[PROVIDED DATA]

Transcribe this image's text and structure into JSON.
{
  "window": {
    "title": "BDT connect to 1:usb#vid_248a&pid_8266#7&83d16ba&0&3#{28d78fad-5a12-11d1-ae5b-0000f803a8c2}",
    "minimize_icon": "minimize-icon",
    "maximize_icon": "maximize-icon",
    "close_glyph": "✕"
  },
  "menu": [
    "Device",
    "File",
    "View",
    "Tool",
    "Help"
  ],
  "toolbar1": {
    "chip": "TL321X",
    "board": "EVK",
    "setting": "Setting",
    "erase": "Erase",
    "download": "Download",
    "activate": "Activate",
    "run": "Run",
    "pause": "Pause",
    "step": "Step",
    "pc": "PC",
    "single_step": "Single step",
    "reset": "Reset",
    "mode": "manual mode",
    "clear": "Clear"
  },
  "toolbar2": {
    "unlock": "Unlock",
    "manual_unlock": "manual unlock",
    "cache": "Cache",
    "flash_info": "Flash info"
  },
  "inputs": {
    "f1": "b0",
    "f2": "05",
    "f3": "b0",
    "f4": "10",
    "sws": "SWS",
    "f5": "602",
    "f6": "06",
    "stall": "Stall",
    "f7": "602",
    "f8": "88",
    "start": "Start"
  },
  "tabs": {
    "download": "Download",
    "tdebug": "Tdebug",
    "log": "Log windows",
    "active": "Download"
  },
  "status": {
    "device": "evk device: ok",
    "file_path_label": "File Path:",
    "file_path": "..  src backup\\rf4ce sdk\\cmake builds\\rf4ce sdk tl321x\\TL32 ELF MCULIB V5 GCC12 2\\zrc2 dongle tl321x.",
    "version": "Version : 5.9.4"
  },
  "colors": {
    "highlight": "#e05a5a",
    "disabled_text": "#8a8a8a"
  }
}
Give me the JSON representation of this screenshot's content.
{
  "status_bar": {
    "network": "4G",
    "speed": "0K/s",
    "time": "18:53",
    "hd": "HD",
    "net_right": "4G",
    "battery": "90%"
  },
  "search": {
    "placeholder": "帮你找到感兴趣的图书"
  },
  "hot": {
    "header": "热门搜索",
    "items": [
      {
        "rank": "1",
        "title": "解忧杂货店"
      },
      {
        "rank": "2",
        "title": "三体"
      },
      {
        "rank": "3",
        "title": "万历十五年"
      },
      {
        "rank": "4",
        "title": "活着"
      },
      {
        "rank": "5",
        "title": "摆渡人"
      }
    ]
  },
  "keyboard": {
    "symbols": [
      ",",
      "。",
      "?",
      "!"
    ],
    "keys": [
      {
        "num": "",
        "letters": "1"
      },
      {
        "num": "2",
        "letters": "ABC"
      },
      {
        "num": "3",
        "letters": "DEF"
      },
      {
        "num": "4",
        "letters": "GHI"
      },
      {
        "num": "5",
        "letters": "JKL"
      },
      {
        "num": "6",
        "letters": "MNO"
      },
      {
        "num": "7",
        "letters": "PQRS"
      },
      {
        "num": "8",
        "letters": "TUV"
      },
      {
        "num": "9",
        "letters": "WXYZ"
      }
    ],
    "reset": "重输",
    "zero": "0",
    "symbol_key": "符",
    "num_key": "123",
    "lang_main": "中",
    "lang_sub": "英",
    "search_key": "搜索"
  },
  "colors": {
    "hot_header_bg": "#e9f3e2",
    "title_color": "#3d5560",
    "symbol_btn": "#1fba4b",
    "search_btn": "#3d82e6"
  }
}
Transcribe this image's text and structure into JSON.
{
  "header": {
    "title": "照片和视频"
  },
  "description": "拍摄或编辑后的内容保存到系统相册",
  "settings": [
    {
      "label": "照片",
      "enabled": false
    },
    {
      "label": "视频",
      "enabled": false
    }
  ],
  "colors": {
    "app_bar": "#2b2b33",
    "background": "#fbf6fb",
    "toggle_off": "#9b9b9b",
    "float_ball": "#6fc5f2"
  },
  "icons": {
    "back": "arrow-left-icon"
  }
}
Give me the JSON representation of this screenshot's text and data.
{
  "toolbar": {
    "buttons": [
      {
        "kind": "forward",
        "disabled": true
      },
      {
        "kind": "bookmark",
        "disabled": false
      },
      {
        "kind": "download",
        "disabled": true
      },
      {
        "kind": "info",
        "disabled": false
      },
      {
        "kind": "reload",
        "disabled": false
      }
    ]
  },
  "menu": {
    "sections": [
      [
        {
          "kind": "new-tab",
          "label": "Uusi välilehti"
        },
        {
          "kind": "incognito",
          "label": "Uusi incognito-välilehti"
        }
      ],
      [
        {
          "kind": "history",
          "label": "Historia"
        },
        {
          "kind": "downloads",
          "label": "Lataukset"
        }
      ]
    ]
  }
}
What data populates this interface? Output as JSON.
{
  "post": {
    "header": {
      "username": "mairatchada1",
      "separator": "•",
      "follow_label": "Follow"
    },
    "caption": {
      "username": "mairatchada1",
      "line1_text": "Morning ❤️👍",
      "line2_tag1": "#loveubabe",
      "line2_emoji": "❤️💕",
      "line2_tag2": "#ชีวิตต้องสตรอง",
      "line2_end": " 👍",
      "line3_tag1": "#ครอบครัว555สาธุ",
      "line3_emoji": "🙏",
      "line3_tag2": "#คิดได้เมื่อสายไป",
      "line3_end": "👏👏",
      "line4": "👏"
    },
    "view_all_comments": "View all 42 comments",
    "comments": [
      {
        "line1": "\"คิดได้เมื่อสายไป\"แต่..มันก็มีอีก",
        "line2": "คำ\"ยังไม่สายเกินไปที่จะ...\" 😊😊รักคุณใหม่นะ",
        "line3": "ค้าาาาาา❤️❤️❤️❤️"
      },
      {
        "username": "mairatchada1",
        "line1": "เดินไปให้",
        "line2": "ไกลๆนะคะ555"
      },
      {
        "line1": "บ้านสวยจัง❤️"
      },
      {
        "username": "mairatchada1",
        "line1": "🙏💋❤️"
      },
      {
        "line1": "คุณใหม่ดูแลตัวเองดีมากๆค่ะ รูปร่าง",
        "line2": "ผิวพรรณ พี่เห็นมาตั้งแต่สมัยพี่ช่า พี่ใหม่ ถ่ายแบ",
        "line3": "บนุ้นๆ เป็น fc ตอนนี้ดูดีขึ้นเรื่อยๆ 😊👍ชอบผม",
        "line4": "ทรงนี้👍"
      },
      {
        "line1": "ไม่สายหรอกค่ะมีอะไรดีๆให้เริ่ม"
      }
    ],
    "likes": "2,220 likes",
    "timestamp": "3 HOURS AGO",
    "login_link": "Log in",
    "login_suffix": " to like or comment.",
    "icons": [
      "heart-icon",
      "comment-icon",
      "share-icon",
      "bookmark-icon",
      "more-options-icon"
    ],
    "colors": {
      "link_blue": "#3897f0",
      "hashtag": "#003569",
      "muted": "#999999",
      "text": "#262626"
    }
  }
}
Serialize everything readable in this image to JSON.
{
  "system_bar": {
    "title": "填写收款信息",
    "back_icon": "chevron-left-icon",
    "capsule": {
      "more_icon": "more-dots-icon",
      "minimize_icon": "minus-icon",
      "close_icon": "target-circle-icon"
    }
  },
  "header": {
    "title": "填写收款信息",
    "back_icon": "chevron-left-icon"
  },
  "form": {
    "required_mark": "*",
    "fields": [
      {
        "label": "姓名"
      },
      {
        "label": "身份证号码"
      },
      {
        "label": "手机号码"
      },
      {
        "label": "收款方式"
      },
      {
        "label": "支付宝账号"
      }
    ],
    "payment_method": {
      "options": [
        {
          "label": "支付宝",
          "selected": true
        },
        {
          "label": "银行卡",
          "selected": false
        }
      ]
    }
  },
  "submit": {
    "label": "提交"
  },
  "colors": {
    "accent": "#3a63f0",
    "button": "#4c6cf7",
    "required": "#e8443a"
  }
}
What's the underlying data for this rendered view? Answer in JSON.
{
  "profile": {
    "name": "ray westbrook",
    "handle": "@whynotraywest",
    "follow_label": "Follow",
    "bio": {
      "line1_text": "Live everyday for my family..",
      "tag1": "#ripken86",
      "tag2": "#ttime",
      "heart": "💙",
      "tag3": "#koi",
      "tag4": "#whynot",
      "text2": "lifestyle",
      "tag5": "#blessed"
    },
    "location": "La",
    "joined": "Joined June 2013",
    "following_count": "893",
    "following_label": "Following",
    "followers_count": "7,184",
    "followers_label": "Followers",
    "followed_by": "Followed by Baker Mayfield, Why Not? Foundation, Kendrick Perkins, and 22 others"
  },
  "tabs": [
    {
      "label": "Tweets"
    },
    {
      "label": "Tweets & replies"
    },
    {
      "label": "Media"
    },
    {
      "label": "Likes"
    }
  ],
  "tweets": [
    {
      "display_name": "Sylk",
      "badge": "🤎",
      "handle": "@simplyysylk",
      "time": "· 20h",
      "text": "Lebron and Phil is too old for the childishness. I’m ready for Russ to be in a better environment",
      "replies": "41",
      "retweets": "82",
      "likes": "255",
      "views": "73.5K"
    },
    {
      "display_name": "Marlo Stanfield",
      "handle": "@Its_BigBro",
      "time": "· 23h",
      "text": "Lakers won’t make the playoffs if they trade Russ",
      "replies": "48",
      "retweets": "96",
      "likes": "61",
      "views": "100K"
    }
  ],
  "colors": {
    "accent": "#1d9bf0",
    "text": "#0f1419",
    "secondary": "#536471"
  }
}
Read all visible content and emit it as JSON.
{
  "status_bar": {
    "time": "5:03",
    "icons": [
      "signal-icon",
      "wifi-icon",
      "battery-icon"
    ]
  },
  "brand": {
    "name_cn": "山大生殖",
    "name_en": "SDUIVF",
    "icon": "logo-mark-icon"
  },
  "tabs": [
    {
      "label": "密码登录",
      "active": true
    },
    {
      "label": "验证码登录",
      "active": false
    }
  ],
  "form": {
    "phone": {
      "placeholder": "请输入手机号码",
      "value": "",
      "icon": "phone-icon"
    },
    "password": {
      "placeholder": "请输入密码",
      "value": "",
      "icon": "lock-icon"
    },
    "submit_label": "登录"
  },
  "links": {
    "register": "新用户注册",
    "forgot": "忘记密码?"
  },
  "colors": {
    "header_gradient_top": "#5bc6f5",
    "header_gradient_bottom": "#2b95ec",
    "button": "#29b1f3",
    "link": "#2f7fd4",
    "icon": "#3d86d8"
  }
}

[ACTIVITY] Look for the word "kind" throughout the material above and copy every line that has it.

[RESPONSE]
        "kind": "forward",
        "kind": "bookmark",
        "kind": "download",
        "kind": "info",
        "kind": "reload",
          "kind": "new-tab",
          "kind": "incognito",
          "kind": "history",
          "kind": "downloads",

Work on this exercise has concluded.